• Records for processing
______
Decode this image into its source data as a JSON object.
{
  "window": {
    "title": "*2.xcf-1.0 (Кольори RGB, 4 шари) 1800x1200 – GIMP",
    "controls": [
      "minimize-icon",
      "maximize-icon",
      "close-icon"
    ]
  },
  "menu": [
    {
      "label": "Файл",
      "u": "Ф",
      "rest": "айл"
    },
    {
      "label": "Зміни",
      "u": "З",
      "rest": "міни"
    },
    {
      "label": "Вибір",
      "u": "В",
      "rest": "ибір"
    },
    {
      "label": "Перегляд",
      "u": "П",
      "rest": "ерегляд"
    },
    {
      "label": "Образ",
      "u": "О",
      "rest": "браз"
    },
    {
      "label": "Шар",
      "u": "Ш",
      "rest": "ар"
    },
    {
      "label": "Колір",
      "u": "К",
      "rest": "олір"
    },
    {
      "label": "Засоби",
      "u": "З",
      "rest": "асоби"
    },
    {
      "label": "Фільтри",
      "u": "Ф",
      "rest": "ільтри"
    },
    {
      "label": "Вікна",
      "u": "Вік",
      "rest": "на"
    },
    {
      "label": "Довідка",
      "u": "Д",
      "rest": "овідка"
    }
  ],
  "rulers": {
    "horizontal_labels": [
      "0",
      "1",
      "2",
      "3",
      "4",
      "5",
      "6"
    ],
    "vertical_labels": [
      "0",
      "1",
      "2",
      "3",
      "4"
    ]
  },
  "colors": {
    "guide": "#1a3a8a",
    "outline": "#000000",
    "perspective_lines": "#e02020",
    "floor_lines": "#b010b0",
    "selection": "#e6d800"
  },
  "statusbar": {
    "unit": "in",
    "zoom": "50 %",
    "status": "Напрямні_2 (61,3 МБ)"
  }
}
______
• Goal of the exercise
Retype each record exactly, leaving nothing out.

• Problem solution
Decode this image into its source data as a JSON object.
{
  "window": {
    "title": "*2.xcf-1.0 (Кольори RGB, 4 шари) 1800x1200 – GIMP",
    "controls": [
      "minimize-icon",
      "maximize-icon",
      "close-icon"
    ]
  },
  "menu": [
    {
      "label": "Файл",
      "u": "Ф",
      "rest": "айл"
    },
    {
      "label": "Зміни",
      "u": "З",
      "rest": "міни"
    },
    {
      "label": "Вибір",
      "u": "В",
      "rest": "ибір"
    },
    {
      "label": "Перегляд",
      "u": "П",
      "rest": "ерегляд"
    },
    {
      "label": "Образ",
      "u": "О",
      "rest": "браз"
    },
    {
      "label": "Шар",
      "u": "Ш",
      "rest": "ар"
    },
    {
      "label": "Колір",
      "u": "К",
      "rest": "олір"
    },
    {
      "label": "Засоби",
      "u": "З",
      "rest": "асоби"
    },
    {
      "label": "Фільтри",
      "u": "Ф",
      "rest": "ільтри"
    },
    {
      "label": "Вікна",
      "u": "Вік",
      "rest": "на"
    },
    {
      "label": "Довідка",
      "u": "Д",
      "rest": "овідка"
    }
  ],
  "rulers": {
    "horizontal_labels": [
      "0",
      "1",
      "2",
      "3",
      "4",
      "5",
      "6"
    ],
    "vertical_labels": [
      "0",
      "1",
      "2",
      "3",
      "4"
    ]
  },
  "colors": {
    "guide": "#1a3a8a",
    "outline": "#000000",
    "perspective_lines": "#e02020",
    "floor_lines": "#b010b0",
    "selection": "#e6d800"
  },
  "statusbar": {
    "unit": "in",
    "zoom": "50 %",
    "status": "Напрямні_2 (61,3 МБ)"
  }
}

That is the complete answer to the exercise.